23 July 1994: A dying Rwandan woman tries to breastfeed her child next to hundreds of corpses waiting to be buried at a mass grave near the Munigi refugee camp in Zaire, where thousands of refugees succumbed to cholera or dehydration Corinne Dufka/Reuters
23 July 1994: An aid truck full of medical supplies makes its way past scores of bodies of Rwandan refugees who died of cholera Corinne Dufka/Reuters 24 July 1994: A Rwandan refugee carries his child on his shoulders on his return from Goma in Zaire Vincent Amalvy/AFP
26 July 1994: A little girl suffering from cholera is carried past the bodies of hundreds of Rwandans in the Mugunga camp in Zaire Corinne Dufka/Reuters 26 July 1994: Rwandan children suffering from dysentery are given milk at an orphanage Ulli Michel/Reuters 28 July 1994: Rwandan refugees carry food distributed by the Red Cross at the Kibumba camp in Zaire Ulli Michel/Reuters 28 July 1994: A Rwandan woman collapses with her baby on her back along a road connecting Kibumba refugee camp and Goma in Zaire.
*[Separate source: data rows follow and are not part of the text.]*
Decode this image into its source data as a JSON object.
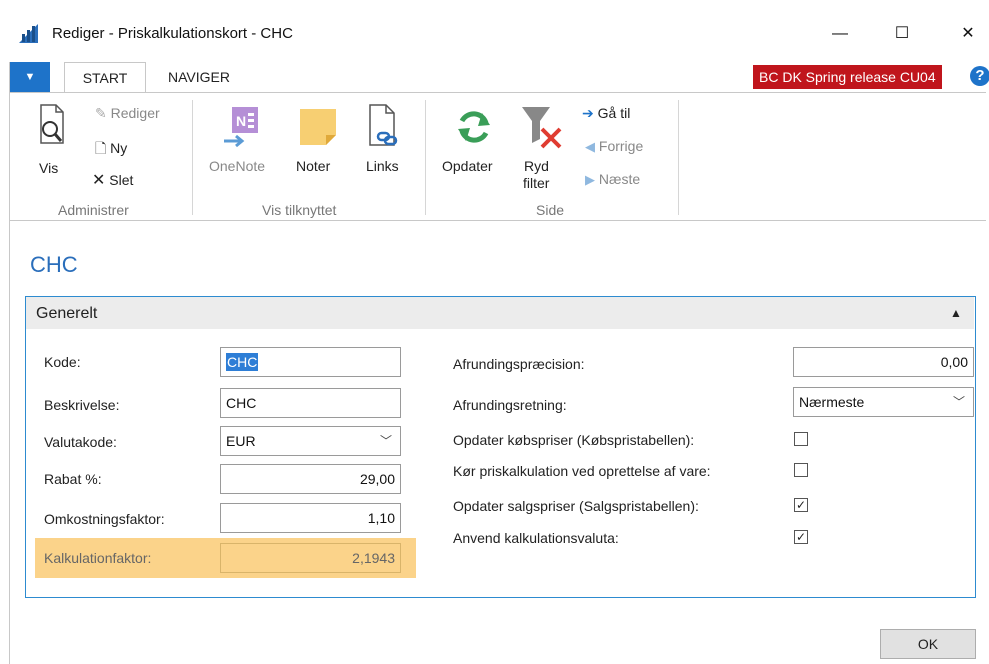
{
  "window": {
    "title": "Rediger - Priskalkulationskort - CHC",
    "minimize_symbol": "—",
    "maximize_symbol": "☐",
    "close_symbol": "✕"
  },
  "ribbon": {
    "tabs": [
      {
        "label": "START"
      },
      {
        "label": "NAVIGER"
      }
    ],
    "release_badge": "BC DK Spring release CU04",
    "help_symbol": "?",
    "groups": {
      "administrer": {
        "label": "Administrer",
        "vis": "Vis",
        "rediger": "Rediger",
        "ny": "Ny",
        "slet": "Slet"
      },
      "vis_tilknyttet": {
        "label": "Vis tilknyttet",
        "onenote": "OneNote",
        "noter": "Noter",
        "links": "Links"
      },
      "side": {
        "label": "Side",
        "opdater": "Opdater",
        "ryd_filter_1": "Ryd",
        "ryd_filter_2": "filter",
        "ga_til": "Gå til",
        "forrige": "Forrige",
        "naeste": "Næste"
      }
    }
  },
  "page": {
    "title": "CHC",
    "fasttab_title": "Generelt",
    "left_fields": [
      {
        "label": "Kode:",
        "value": "CHC"
      },
      {
        "label": "Beskrivelse:",
        "value": "CHC"
      },
      {
        "label": "Valutakode:",
        "value": "EUR"
      },
      {
        "label": "Rabat %:",
        "value": "29,00"
      },
      {
        "label": "Omkostningsfaktor:",
        "value": "1,10"
      },
      {
        "label": "Kalkulationfaktor:",
        "value": "2,1943"
      }
    ],
    "right_fields": [
      {
        "label": "Afrundingspræcision:",
        "value": "0,00"
      },
      {
        "label": "Afrundingsretning:",
        "value": "Nærmeste"
      },
      {
        "label": "Opdater købspriser (Købspristabellen):",
        "checked": false
      },
      {
        "label": "Kør priskalkulation ved oprettelse af vare:",
        "checked": false
      },
      {
        "label": "Opdater salgspriser (Salgspristabellen):",
        "checked": true
      },
      {
        "label": "Anvend kalkulationsvaluta:",
        "checked": true
      }
    ],
    "ok_label": "OK"
  },
  "colors": {
    "accent": "#2a6ebb",
    "badge": "#c0151c",
    "highlight": "#fbd38a",
    "fasttab_border": "#2d8bd0"
  }
}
Aid officials said that refugees were dying at a rate of 1,800 per day Ulli Michel/Reuters 29 July 1994: A Rwandan refugee carries the body of his baby who died of cholera towards a mass grave Corinne Dufka/Reuters
Every year, on 7 April, millions of people in Rwanda
hold events to pay homage to the victims of genocide.